Cain knew one swing of the bat by Zimmerman could have ruined his afternoon, and he relished the challenge of retiring him.
"I almost wanted him to beat me," Cain said of his decision to attack the strike zone against the slugger instead of walking him to load the bases and set up a force play at every station. "It would make me feel better to really go at him, to really just challenge him to try to see what he could do."
For the first eight innings, neither team's batters did much of anything. Nationals starter Tim Redding (7-5) threw his first complete game, scattering seven hits with no walks over eight innings.
Aaron Rowand, Steve Holm and Dave Roberts were the only sources of Giants offense, each stroking two singles. Rowand isn't on the trade market; he signed with the club for five years in the offseason. Holm, called up Wednesday from Triple-A Fresno, wouldn't draw much attention even if he were on the block.

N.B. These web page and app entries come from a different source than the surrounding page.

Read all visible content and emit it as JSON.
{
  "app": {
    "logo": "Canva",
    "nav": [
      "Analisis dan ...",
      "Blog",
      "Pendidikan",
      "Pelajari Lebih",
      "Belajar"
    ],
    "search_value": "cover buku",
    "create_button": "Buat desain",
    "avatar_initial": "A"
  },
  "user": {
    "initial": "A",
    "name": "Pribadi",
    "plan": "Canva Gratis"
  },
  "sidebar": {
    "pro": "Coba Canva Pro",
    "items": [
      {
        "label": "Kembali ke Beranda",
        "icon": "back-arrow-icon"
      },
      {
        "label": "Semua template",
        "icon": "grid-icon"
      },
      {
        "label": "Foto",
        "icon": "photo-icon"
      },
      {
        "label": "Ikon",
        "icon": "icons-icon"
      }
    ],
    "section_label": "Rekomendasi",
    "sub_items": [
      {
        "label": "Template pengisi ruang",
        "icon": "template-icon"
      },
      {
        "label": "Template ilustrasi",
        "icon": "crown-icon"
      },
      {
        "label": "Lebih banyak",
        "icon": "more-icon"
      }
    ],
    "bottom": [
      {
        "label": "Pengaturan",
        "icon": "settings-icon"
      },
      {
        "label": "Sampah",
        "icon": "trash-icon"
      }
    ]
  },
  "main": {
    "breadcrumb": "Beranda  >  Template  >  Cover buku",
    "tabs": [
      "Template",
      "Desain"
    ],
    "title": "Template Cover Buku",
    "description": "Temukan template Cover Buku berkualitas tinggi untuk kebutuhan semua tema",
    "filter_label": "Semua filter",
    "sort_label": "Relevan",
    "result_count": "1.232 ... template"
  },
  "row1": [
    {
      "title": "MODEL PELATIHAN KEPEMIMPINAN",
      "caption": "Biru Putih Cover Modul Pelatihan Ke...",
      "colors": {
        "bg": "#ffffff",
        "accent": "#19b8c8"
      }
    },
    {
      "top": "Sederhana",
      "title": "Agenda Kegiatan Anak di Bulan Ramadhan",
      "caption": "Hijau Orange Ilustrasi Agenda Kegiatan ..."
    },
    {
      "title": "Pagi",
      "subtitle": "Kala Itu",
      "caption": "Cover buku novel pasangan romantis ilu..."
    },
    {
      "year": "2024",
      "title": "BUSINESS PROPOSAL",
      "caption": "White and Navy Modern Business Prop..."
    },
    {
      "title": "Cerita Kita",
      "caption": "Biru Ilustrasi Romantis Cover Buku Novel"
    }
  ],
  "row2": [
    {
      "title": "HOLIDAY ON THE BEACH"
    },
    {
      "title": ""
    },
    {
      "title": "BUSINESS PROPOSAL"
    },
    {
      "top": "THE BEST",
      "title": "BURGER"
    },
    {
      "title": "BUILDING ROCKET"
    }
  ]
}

Roberts, though, a veteran with a terrific clubhouse presence, could be in the midst of a one-week trade audition. In his first start since landing on the disabled list in early April with a knee injury, Roberts made a leaping catch in the sixth inning and stroked the tiebreaking RBI single in the eighth that scored Eugenio Velez from second base. Velez, running for Holm, had reached second on Cain's bunt.
Showing no rust from his brief rehab stint in the Minors, Roberts singled in his first at-bat despite admittedly not getting many Zs the previous night.
"I was tossing, turning, waiting for the alarm to go off," Roberts said. "I lost a lot of sleep last night looking forward to playing today. Just having the support of my teammates, they were so excited to see me back in the lineup ... it means a lot."
What Roberts did in the game meant a lot to Cain, too.
Working with a slower-than-usual fastball in the low 90s, Cain said he was hitting his spots better than usual. He was forced to focus more on his pitch location because he couldn't rely on his overpowering stuff, which he was without because of his sickness.
Cain's best 2008 performance gives the Giants some much needed momentum heading into a stretch beginning Friday in which they play 12 of 15 games against National League West opponents. Currently in fourth place in the division, seven games out of the lead, San Francisco equaled its longest home winning streak (three games) since April 8-10.
The Giants (43-58) are 20-31 at home, worst in the NL, but they hope the upcoming series against Arizona will end their recent woes at AT&T Park.
If they could play the Nationals more often, they'd probably make a run for the pennant. San Francisco swept the Nationals this season (7-0) and has won 11 of its past 15 games against the club.
If they get more efforts like Cain's from all of their young pitchers, they could make Sabean's recent pitcher-hoarding mind-set look genius.
"It is an invaluable experience for him pitching in the ninth and learning how to close the game," Bochy said. "That is something he can build on. He is a horse out there.
"These guys pitch the way Matt did today," Bochy said of his coveted young pitchers, "we are going to let them go."